Forming part of the Pacific Northwest (and the associated Cascadia bioregion), Idaho is divided into several distinct geographic and climatic regions. In the state's north, the relatively isolated Idaho Panhandle is closely linked with Eastern Washington, with which it shares the Pacific Time Zone – the rest of the state uses the Mountain Time Zone. The state's south includes the Snake River Plain (which has most of the population and agricultural land), while the south-east incorporates part of the Great Basin. Idaho is quite mountainous, and contains several stretches of the Rocky Mountains. The United States Forest Service holds about 38% of Idaho's land, the most of any state.

Industries significant for the state economy include manufacturing, agriculture, mining, forestry, and tourism. A number of science and technology firms are either headquartered in Idaho or have factories there, and the state also contains the Idaho National Laboratory, which is the country's largest Department of Energy facility. Idaho's agricultural sector supplies many products, but the state is best known for its potato crop, which comprises around one-third of the nationwide yield. The official state nickname is the "Gem State", which references Idaho's natural beauty.[8]

Etymology

The name's origin remains a mystery.[9] In the early 1860s, when the United States Congress was considering organizing a new territory in the Rocky Mountains, eccentric lobbyist George M. Willing suggested the name "Idaho", which he claimed was derived from a Shoshone language term meaning "the sun comes from the mountains" or "gem of the mountains". Willing later claimed he had invented the name.[10][11] Congress decided to name the area Colorado Territory when it was created in February 1861. Thinking they would get a jump on the name, locals named a community in Colorado "Idaho Springs".

However, the name "Idaho" did not fall into obscurity. The same year Congress created Colorado Territory, a county called Idaho County was created in eastern Washington Territory.
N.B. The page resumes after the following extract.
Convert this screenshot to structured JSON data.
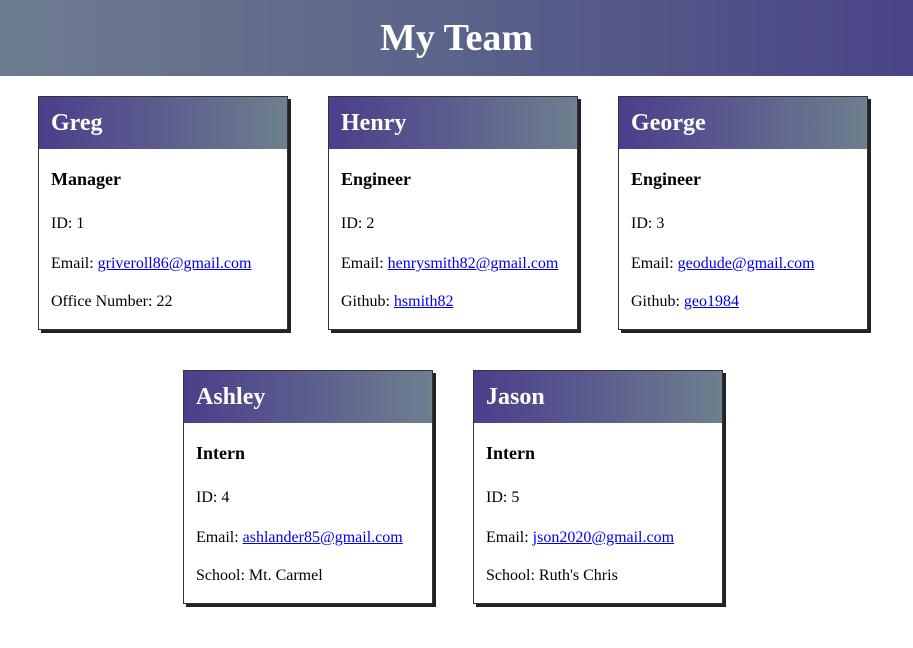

The county was named after a steamship named Idaho, which was launched on the Columbia River in 1860. It is unclear whether the steamship was named before or after Willing's claim was revealed. Regardless, part of Washington Territory, including Idaho County, was used to create Idaho Territory in 1863.[12]

Despite this lack of evidence for the origin of the name, many textbooks well into the 20th century repeated as fact Willing's account the name "Idaho" derived from the Shoshone term "ee-da-how". A 1956 Idaho history textbook says:

"Idaho" is a Shoshoni Indian exclamation. The word consists of three parts. The first is "Ee", which in English conveys the idea of "coming down". The second is "dah" which is the Shoshoni stem or root for both "sun" and "mountain". The third syllable, "how", denotes the exclamation and stands for the same thing in Shoshoni that the exclamation mark (!) does in the English language. The Shoshoni word is "Ee-dah-how", and the Indian thought thus conveyed when translated into English means, "Behold! the sun coming down the mountain.[13]

An alternative etymology attributes the name to the Plains Apache word "ídaahę́" (enemy) that was used in reference to the Comanche.[14]